DATA SUPPLIED:
┄┄┄┄┄┄┄┄┄┄
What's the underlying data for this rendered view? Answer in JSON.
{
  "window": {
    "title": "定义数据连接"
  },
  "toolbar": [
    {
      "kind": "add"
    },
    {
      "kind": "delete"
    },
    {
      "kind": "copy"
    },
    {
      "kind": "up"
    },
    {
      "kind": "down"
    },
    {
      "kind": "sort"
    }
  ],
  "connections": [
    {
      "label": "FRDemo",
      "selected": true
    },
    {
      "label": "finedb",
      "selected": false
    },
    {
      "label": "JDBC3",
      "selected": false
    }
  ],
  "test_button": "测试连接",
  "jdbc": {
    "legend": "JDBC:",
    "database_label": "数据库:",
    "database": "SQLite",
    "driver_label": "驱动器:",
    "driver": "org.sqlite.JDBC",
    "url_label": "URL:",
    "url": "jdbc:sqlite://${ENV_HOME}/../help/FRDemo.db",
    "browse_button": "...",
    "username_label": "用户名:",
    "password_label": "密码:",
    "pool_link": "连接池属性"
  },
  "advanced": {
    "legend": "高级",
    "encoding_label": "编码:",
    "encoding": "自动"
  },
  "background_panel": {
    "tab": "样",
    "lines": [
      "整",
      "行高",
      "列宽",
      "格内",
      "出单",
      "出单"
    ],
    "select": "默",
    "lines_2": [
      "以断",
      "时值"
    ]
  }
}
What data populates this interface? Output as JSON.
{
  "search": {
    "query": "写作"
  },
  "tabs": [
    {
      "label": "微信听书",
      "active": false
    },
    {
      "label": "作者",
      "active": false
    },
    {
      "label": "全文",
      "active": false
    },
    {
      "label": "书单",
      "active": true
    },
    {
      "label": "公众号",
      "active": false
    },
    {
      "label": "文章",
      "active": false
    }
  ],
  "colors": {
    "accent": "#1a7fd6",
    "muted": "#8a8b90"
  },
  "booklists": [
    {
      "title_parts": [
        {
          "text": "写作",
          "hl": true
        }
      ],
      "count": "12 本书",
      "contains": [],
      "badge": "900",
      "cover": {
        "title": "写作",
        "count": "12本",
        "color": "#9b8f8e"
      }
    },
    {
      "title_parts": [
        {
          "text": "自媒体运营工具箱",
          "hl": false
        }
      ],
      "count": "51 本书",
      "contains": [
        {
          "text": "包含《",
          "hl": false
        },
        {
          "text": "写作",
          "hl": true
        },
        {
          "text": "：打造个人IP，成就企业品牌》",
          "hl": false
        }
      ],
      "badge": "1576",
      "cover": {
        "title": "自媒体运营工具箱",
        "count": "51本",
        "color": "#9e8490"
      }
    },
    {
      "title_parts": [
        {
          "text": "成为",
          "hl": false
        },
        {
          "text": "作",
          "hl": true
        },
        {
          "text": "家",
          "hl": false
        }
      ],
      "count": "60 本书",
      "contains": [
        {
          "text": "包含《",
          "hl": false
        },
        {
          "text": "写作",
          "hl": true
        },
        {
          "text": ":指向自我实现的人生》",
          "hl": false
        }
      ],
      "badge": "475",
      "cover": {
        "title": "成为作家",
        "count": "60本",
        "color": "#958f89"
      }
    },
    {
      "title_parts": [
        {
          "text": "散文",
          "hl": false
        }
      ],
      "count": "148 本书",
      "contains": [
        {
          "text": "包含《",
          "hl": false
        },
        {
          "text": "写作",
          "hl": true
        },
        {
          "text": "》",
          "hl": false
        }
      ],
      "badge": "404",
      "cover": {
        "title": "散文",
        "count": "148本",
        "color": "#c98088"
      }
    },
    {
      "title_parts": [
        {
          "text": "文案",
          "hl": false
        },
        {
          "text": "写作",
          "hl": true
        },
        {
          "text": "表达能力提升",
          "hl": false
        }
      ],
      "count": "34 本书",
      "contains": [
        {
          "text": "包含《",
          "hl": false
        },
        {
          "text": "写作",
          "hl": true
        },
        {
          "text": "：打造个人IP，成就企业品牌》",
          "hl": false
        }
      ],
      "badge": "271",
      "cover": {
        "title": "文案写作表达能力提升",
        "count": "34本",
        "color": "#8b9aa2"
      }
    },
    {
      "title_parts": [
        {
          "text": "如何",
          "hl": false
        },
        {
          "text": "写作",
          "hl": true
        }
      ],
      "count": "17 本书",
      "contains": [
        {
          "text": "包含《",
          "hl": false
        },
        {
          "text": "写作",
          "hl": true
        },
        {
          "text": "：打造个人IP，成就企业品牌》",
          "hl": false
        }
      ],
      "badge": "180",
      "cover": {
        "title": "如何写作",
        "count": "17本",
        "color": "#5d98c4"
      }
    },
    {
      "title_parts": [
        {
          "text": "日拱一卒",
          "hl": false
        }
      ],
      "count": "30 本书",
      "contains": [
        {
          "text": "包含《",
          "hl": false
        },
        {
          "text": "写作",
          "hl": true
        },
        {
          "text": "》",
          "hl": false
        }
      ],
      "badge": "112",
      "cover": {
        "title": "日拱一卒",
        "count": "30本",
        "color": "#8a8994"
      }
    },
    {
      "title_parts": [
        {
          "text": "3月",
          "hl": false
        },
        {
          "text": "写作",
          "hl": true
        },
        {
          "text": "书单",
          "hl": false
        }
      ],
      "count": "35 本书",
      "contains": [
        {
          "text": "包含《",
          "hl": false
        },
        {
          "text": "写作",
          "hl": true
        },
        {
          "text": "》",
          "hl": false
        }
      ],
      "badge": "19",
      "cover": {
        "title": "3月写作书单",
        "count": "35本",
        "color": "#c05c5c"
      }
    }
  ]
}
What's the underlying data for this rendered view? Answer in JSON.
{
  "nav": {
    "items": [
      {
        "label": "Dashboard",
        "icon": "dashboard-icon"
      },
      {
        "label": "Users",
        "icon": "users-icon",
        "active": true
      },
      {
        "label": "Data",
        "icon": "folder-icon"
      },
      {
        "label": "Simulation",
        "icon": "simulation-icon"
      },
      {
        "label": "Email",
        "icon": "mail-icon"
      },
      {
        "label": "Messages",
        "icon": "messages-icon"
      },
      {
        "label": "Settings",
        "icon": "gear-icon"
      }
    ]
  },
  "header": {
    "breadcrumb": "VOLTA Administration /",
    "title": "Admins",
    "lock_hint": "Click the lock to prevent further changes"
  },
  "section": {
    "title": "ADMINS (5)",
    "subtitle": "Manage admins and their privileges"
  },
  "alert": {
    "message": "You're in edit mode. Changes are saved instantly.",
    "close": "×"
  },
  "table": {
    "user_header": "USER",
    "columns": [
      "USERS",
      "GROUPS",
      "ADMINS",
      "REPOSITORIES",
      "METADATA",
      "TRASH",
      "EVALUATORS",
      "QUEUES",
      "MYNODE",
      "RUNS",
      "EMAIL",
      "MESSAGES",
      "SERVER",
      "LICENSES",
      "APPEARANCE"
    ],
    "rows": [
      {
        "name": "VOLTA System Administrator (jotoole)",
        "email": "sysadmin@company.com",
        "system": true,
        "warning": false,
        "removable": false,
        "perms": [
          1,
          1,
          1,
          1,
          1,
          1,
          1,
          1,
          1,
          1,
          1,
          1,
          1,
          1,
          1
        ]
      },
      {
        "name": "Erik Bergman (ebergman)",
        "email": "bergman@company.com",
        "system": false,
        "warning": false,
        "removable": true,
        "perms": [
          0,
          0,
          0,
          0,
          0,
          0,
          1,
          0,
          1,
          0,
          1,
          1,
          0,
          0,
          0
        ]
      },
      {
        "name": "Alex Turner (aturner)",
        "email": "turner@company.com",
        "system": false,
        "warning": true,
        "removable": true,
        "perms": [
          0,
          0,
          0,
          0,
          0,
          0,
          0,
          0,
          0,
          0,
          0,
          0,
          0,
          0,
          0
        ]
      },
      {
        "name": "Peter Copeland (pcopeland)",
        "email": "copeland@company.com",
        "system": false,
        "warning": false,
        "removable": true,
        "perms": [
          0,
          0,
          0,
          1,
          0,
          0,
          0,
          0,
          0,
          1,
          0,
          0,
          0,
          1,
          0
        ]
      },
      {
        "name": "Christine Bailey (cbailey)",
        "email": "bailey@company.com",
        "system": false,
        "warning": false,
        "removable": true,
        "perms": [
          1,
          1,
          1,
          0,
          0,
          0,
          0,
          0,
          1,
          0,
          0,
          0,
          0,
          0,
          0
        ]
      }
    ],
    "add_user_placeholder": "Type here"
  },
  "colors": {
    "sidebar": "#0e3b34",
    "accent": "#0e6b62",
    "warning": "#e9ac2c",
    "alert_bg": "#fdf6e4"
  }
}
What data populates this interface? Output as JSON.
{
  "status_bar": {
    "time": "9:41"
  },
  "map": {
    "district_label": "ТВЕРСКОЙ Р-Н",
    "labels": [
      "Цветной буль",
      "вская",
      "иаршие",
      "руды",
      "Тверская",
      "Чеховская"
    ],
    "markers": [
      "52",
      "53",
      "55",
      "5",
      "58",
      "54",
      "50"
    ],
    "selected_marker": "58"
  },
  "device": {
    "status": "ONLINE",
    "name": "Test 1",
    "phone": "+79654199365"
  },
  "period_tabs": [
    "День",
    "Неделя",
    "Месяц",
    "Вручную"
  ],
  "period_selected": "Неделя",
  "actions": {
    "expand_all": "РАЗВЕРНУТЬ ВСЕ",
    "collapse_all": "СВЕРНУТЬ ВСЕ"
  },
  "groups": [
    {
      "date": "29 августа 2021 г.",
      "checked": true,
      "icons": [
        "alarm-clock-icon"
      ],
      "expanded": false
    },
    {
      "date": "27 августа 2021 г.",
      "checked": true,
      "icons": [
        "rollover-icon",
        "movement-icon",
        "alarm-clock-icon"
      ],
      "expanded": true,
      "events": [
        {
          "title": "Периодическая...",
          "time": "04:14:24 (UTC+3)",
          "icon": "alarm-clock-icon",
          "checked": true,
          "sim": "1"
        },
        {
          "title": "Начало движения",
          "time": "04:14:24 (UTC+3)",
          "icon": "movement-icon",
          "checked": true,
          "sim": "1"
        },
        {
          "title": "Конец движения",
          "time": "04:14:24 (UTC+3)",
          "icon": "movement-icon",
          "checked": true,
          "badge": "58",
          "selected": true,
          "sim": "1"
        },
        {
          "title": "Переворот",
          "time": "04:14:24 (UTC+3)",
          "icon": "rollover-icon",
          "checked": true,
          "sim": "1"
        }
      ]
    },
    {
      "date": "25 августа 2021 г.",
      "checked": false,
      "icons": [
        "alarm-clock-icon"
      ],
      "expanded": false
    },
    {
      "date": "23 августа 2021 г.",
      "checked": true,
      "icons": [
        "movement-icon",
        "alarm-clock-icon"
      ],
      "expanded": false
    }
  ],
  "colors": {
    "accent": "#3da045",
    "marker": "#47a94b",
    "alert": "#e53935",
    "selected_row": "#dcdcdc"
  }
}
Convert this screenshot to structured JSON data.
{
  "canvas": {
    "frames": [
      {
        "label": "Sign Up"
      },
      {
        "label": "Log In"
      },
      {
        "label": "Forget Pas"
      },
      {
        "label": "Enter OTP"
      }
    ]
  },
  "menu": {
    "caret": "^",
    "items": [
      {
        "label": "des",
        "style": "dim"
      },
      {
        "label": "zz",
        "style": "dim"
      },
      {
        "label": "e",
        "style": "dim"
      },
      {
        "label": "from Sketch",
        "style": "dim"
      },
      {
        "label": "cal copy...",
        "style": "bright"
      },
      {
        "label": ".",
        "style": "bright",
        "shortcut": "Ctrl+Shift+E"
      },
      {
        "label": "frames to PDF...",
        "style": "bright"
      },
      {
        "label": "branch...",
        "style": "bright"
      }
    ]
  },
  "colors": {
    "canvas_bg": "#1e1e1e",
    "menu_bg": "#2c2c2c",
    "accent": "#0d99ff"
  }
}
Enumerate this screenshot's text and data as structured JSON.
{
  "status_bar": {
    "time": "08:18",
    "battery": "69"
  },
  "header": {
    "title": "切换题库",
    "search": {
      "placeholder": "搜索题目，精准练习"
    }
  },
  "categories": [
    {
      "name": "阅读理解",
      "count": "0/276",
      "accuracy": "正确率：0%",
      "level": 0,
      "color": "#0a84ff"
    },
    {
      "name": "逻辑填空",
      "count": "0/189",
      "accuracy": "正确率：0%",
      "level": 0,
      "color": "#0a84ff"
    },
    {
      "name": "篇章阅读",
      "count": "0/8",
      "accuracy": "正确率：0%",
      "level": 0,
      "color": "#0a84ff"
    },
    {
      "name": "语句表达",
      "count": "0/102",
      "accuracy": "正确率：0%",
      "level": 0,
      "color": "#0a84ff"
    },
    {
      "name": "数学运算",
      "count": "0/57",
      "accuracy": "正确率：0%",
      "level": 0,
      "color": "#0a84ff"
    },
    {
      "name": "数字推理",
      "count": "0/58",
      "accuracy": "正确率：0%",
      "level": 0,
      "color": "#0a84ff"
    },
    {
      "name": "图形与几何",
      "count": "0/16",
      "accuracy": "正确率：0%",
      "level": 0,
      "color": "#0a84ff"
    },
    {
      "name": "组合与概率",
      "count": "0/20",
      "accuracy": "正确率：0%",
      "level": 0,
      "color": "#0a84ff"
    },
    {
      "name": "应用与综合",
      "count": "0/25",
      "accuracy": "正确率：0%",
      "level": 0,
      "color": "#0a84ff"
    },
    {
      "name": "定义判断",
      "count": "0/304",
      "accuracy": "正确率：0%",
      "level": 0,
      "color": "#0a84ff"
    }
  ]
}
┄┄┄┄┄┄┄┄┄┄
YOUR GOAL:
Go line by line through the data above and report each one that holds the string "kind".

SOLUTION FOR THIS EXERCISE:
      "kind": "add"
      "kind": "delete"
      "kind": "copy"
      "kind": "up"
      "kind": "down"
      "kind": "sort"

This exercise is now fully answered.